WebPageTest is incredible. It allows us to visit a web page, enter a few values and then produce performance results from any destination around the world. Best of all, you can do this in many different possible browser configurations; even on many different real devices.
If you’re doing this a lot, then using that simple web form can become the bottleneck to rapidly iterating on your web performance improvements.
In this article I’ll show you how to easily execute your web performance tests in a simple, repeatable, automated way using the WebPageTest API.
No doubt you’re already having lovely long conversations with your bot via Skype (or Facebook Messenger, or even SMS!) built using the botframework, and by using the Bot Emulator you can run your bot locally and debug it.
However, once it’s deployed and is being called via the Bot Connector framework, instead of directly, things get a bit tougher.

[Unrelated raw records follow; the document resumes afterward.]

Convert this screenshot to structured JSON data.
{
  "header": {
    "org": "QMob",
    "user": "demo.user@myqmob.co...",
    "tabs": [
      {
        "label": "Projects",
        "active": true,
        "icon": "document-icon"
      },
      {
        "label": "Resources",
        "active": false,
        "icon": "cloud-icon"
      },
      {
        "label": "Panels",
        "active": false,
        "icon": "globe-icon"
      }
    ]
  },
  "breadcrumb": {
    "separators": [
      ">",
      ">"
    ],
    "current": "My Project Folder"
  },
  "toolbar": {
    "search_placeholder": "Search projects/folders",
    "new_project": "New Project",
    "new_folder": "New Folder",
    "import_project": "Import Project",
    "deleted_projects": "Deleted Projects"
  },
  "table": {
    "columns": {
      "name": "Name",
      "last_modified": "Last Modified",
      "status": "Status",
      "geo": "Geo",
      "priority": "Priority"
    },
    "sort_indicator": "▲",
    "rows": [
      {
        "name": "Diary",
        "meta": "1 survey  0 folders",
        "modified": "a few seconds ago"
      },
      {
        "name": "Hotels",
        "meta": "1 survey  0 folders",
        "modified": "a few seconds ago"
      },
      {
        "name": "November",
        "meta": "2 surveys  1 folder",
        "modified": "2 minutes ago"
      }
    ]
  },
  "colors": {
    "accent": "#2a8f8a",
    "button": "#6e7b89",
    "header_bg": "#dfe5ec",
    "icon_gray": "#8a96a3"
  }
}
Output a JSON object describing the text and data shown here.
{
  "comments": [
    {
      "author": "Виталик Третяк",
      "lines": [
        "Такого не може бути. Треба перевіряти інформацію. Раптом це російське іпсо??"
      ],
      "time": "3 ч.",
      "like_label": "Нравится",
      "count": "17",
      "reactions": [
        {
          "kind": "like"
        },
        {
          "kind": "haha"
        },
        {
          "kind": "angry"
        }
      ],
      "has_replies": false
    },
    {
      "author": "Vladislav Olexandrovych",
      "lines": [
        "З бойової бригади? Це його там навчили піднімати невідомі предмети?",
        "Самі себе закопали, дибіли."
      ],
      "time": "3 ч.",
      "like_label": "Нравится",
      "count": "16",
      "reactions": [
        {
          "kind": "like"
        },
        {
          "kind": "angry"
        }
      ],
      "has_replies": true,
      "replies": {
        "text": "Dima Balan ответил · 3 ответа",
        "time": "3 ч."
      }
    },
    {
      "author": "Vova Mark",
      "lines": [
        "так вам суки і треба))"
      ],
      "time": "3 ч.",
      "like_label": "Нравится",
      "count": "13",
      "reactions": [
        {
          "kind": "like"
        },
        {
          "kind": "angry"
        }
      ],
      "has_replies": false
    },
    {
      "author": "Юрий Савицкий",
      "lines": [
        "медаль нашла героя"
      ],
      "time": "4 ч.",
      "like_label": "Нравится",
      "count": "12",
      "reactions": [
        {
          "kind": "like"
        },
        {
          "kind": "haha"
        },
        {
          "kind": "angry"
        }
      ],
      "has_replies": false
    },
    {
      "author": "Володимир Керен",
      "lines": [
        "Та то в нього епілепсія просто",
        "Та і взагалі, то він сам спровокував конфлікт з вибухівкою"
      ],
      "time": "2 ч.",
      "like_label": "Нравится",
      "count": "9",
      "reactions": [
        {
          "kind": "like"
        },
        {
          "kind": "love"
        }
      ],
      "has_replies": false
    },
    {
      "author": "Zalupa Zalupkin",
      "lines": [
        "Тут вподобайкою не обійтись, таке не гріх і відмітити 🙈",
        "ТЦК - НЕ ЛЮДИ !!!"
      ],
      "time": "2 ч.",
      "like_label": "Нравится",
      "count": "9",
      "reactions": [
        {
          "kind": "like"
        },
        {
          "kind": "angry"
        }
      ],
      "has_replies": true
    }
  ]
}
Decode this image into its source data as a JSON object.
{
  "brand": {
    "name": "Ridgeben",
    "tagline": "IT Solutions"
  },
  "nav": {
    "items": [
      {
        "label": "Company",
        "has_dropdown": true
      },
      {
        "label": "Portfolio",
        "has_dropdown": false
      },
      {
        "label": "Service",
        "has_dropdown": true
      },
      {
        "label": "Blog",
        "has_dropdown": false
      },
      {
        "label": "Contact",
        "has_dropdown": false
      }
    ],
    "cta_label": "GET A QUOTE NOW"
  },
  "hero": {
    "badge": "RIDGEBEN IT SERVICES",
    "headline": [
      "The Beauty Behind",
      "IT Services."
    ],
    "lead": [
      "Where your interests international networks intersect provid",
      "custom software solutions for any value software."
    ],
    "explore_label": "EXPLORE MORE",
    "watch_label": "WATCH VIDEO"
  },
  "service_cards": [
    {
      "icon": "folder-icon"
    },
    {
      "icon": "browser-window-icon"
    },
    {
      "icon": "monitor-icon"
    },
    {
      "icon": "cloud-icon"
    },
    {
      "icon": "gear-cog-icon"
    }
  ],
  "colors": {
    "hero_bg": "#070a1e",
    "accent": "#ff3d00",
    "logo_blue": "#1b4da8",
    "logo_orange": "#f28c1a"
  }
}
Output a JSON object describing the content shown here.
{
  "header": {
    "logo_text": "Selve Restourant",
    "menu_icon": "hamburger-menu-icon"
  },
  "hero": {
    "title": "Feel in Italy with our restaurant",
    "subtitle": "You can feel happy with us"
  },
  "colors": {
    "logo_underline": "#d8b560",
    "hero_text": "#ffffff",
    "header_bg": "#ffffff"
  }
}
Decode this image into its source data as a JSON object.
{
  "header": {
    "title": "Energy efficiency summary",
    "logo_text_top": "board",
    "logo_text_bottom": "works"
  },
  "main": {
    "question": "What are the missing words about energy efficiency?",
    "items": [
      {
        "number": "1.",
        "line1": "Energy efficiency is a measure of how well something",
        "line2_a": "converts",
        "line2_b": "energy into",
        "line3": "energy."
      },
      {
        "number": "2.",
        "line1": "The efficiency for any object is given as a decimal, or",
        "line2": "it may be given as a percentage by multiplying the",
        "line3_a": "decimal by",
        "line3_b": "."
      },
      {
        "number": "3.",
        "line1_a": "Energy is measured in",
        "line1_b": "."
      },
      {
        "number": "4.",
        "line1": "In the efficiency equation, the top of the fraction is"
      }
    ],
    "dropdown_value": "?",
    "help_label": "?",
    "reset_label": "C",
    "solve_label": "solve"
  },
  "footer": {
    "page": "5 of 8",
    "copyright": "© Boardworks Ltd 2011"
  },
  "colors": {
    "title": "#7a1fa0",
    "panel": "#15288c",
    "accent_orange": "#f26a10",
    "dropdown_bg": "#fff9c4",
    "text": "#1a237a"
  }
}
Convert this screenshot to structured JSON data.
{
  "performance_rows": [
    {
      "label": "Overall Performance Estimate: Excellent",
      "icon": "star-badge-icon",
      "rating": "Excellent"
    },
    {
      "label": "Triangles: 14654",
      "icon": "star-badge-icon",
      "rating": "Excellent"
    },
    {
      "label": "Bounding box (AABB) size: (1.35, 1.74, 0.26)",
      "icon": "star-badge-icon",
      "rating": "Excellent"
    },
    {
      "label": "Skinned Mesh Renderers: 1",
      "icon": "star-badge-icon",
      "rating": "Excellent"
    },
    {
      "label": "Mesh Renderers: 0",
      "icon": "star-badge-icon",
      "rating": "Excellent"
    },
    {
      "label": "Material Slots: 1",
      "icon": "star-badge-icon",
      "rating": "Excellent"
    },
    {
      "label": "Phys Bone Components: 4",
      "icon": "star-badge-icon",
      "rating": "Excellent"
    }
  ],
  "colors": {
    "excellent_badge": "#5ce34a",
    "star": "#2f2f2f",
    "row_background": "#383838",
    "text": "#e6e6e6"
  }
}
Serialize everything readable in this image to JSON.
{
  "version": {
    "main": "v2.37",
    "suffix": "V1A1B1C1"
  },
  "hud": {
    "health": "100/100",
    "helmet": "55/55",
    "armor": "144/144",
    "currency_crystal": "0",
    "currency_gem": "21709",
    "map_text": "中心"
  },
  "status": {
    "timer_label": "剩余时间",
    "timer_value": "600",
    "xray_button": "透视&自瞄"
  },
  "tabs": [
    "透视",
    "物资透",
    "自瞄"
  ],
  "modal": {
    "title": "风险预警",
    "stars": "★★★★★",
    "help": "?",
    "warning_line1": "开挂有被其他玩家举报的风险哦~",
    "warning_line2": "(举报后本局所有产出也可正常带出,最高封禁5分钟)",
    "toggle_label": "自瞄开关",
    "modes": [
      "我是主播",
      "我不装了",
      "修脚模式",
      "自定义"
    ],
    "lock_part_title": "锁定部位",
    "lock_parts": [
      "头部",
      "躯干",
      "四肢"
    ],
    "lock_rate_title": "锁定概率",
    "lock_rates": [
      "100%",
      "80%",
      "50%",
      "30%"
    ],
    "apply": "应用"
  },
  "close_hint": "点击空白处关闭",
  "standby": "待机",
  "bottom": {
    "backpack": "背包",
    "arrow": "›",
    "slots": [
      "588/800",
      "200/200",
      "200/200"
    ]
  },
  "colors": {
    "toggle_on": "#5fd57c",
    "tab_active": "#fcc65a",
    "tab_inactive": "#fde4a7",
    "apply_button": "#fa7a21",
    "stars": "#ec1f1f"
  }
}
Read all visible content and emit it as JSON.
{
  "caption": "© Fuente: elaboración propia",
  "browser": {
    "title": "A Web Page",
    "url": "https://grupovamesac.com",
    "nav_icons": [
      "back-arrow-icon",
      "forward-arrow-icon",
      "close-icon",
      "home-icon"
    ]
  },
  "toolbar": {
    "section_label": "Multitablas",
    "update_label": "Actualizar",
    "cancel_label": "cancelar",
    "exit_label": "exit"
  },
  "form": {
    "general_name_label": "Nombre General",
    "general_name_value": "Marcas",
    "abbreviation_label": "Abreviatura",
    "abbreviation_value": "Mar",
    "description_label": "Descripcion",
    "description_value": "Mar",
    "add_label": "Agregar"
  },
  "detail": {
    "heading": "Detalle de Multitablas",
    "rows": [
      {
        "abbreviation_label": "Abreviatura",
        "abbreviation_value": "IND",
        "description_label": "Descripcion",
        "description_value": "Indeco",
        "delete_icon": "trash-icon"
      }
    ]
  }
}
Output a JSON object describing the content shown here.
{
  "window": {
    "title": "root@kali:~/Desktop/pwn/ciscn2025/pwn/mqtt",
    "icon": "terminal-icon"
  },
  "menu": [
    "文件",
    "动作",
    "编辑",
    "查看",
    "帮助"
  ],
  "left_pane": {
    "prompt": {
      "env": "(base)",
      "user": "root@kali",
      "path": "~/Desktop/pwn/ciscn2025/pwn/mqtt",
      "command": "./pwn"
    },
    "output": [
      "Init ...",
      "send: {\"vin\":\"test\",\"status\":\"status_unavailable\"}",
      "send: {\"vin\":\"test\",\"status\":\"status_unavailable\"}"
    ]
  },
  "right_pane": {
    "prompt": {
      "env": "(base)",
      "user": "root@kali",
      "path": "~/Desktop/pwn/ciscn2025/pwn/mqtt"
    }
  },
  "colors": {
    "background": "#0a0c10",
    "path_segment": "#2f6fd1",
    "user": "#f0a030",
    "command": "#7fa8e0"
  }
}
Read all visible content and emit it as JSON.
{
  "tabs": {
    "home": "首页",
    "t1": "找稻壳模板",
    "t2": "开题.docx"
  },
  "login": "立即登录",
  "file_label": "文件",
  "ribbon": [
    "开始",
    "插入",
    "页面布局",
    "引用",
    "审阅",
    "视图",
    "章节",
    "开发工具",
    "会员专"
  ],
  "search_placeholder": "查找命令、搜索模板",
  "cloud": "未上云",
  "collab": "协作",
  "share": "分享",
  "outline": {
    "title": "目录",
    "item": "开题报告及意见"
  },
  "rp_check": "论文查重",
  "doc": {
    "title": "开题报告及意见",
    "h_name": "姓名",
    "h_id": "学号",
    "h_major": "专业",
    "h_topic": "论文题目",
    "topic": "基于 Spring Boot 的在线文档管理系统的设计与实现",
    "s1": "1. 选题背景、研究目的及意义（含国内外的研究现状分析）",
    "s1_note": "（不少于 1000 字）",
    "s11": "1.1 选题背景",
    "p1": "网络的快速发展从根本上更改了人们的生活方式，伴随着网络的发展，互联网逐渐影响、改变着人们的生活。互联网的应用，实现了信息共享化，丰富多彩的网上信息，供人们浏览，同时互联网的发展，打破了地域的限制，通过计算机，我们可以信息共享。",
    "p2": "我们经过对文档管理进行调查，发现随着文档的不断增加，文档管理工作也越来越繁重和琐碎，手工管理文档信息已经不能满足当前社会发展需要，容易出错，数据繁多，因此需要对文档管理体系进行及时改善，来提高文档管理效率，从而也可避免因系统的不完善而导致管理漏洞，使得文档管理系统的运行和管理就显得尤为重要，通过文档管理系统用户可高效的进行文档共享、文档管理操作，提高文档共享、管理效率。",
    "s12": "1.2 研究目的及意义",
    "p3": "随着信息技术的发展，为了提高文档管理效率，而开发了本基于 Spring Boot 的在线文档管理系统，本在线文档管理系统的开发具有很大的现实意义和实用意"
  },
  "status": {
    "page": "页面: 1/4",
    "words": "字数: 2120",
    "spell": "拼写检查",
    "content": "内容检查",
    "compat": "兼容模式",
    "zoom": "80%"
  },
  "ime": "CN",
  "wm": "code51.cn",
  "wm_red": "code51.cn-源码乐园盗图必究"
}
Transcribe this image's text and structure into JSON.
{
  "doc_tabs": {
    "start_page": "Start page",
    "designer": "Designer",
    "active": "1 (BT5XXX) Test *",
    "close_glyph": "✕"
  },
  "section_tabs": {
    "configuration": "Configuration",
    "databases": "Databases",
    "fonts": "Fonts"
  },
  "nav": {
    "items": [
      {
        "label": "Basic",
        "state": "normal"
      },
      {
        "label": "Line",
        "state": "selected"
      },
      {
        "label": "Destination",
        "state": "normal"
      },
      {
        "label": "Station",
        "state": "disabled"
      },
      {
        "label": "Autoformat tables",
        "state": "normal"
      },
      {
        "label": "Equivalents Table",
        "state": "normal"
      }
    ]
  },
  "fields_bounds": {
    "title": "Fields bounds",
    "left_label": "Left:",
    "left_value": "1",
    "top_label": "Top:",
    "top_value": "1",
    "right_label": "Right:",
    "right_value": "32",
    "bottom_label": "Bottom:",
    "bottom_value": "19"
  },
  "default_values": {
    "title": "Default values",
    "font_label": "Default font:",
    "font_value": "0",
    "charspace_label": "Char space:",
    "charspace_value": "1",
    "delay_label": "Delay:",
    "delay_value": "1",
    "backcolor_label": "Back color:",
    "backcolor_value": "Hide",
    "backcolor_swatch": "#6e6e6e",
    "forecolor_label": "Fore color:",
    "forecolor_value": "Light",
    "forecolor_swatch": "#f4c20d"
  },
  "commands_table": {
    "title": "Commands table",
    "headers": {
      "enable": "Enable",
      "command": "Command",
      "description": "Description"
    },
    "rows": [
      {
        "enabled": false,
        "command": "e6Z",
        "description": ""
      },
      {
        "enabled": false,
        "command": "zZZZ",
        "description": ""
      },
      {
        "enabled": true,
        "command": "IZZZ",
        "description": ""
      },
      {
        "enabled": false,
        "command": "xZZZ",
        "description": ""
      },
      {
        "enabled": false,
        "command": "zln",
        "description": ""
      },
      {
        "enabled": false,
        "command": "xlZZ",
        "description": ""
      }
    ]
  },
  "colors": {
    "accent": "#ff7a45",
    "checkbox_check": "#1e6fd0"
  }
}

If you haven’t managed to override the – rather nasty – default exception handling that swallows exceptions and spews out reams of useless stack trace, then you may not have much idea what’s going on with your deployed bot, since all you get back is “Sorry, my bot code is having a problem.”
When you encounter a strange problem whilst conversing with your bot in Skype, going through the process of adding loads of logging and redeploying, trying again, checking logs – just to see the journey your bot code is going through – isn’t the most efficient.
If only you could debug the code on your development PC just as easily as you could before the bot was deployed, locally in Visual Studio…
In this article I’m going to show you how to debug your bot code from Skype though to your local PC’s Visual Studio instance, thanks to the amazing ngrok!